A MAN who struggled to sleep after playing video games into the early hours of the morning died from taking too many sleeping pills.

Grant Holding was receiving prescribed medication to help him sleep, but when he couldn’t get his prescription he would ask friends and family to buy him over-the-counter tablets such as Nytol and Sleep-ease.

The 32-year-old was found dead in the kitchen of his grandmother’s house in Wells Road, Ronkswood, Worcester, on Thursday, November 17.

A post-mortem and toxicology report found there was 6.6mg of diphenhydramine per litre of blood in his body – fatal levels are between 8mg and 31mg per litre.

Pathologist Christopher Allen said he could not determine whether Mr Holding died from a deliberate overdose, an accidental overdose or a build-up of the drug over time.

An inquest into his death at Worcestershire Coroner’s Court in Stourport was told that Mr Holding had overcome drug and drink problems, but suffered sleeping problems for about two years. Coroner Geraint Williams recorded a verdict that Mr Holding died as the result of a non-dependent abuse of drugs.

The inquest was told that the day before his death Mr Holding, of Randwick Drive, Warndon, had asked his father Derek Holding to buy him sleep aids.

The next morning he went to visit family friend Christine Roberts and asked her to do the same.

His local chemist refused to serve him because they dispensed his prescription.

Ms Roberts said she was concerned about Mr Holding’s use of Nytol and had told him it would be the last time she bought it for him.

“If I had known someone had got it for him the night before, I never would have bought it for him,” she said.

Ms Roberts said Mr Holding was looking forward to staying with his mother Jean Yeomans in Dorset for Christmas.

Shirley Milton, a friend of Mr Holding’s grandmother, found him collapsed on the kitchen floor at 3.30pm.

Derek Holding told the inquest he saw his son the previous afternoon when he had asked him to get him some sleeping tablets.

“He was taking them because he wasn’t working, he was playing video games most of the night and used to sleep during the day,” he told the inquest.

“He said they helped him sleep.
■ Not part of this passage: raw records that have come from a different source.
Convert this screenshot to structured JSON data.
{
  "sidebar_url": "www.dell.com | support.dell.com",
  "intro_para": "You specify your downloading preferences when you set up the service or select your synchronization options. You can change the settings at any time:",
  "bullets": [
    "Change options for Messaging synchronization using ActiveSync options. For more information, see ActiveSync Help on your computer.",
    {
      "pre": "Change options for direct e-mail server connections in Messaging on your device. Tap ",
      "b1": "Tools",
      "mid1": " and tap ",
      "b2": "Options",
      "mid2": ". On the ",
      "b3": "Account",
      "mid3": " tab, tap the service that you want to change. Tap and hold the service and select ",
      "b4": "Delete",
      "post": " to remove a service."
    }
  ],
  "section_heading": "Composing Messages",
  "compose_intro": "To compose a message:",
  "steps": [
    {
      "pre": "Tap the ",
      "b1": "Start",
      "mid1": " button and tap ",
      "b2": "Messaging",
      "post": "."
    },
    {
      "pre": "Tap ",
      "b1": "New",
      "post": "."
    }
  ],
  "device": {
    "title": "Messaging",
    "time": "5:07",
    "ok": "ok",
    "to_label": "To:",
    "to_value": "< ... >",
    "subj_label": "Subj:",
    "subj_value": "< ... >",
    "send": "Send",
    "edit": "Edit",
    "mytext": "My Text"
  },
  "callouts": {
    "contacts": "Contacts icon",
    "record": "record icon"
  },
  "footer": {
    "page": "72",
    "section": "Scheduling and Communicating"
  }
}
I always thought they were herbalisitc.”

Derek Holding said on the day he saw Grant, he was “absolutely fine” – well-kept, laughing and joking. He said: “I never had any reason to think he wanted to harm himself. It was not in his genes.”

Mrs Yeomans said Mr Holding’s mental health team were looking to get him a house near her in Dorset.

Mrs Yeomans said her son’s previous use of hard drugs had left him with mild schizophrenia.

“He used to say to me, ‘mum, I wish the voices would go away’,” she said.

“I think that’s why he used to drink, to black it out.

“But even through all his dark times, I never had to worry about Grant taking his own life, it never came into the equation.”